(Beginning of Extracted entries)
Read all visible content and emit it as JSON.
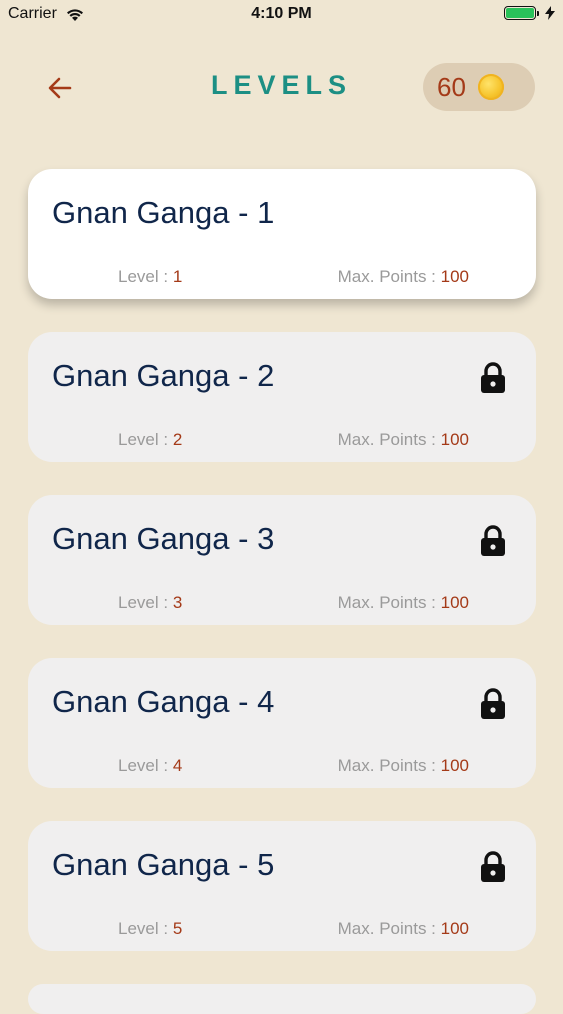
{
  "status_bar": {
    "carrier": "Carrier",
    "time": "4:10 PM",
    "battery_color": "#29C25A"
  },
  "header": {
    "back_icon": "arrow-left-icon",
    "title": "LEVELS",
    "coins": "60",
    "coin_icon": "gold-coin-icon"
  },
  "colors": {
    "background": "#EFE6D2",
    "title": "#1C8F84",
    "accent": "#A43A18",
    "level_name": "#10264A"
  },
  "labels": {
    "level": "Level : ",
    "max_points": "Max. Points : "
  },
  "levels": [
    {
      "name": "Gnan Ganga - 1",
      "level": "1",
      "max_points": "100",
      "locked": false
    },
    {
      "name": "Gnan Ganga - 2",
      "level": "2",
      "max_points": "100",
      "locked": true
    },
    {
      "name": "Gnan Ganga - 3",
      "level": "3",
      "max_points": "100",
      "locked": true
    },
    {
      "name": "Gnan Ganga - 4",
      "level": "4",
      "max_points": "100",
      "locked": true
    },
    {
      "name": "Gnan Ganga - 5",
      "level": "5",
      "max_points": "100",
      "locked": true
    }
  ]
}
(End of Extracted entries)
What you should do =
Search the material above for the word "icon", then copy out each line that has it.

Exercise response =
    "back_icon": "arrow-left-icon",
    "coin_icon": "gold-coin-icon"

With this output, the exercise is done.